I was definitely not planning on self teaching it just trying to find Safe drills I can do to help get good form when a coach spots me and helps me learn it for real. Any variations besides flat back in the pit?
Honestly, I don't even like flat back in the pit. If you're coming off the bar and dropping flat to your back, then you're practicing coming off the bar with no rotation -- exactly the opposite of what you do for a flyaway.
If you want to improve your flyaway (or any skill, for that matter), the best way is to break it down into its components. And in the case of a flyaway, this is pretty easy, because it is composed of two very simple components: a tap swing and a back tuck. Both of which are comparatively easy to train on your own.
A tap swing is pretty self-explanatory, but try to really focus on feeling what the bar is doing while you swing. As you come down from the back swing and approach the bottom of the swing, and do the arch-snap through the bottom, really try to feel how the bar bends. You should feel it bending down and slightly back, and then feel how it slingshots you up towards the top of the front swing. Try to notice the exact moment of that slingshot effect; it should happen right as your toes are snapping up. That moment is where you will release the bar to do your flyaway.

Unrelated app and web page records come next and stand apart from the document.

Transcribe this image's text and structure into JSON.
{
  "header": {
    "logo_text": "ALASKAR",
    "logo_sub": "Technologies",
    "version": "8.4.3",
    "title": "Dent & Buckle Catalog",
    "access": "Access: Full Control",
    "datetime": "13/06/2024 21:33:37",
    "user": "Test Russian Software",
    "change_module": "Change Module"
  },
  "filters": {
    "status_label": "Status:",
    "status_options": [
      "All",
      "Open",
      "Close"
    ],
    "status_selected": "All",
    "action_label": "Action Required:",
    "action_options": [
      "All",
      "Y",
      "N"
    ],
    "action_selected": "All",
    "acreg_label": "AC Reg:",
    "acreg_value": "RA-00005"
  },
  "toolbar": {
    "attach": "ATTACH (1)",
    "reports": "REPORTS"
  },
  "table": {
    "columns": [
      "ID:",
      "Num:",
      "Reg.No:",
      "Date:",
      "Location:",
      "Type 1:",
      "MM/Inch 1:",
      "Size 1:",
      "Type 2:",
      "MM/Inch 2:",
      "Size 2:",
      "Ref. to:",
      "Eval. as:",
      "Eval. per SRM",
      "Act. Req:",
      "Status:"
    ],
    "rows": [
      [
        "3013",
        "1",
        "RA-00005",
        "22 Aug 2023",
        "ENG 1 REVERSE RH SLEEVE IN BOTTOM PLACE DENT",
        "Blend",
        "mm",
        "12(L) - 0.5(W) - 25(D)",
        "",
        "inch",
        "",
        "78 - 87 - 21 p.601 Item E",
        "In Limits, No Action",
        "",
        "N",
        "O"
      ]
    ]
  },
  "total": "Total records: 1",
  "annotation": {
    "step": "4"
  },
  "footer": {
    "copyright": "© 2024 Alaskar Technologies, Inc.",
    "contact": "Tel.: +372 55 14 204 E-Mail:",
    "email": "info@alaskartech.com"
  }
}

The second part is a back tuck, which you should train on trampoline whenever you can. I recommend training it two ways: from your feet and from a back drop. In both, pay attention to what you see; you should see the wall in front of you, see your knees coming up over top, and see the floor before you land. Usually, I favor a fairly tight tuck, with the hands on the shins; however, for a flyaway I prefer an open tuck, with the arms out to the side. Think of it as an exaggerated candlestick position, but with the knees bent.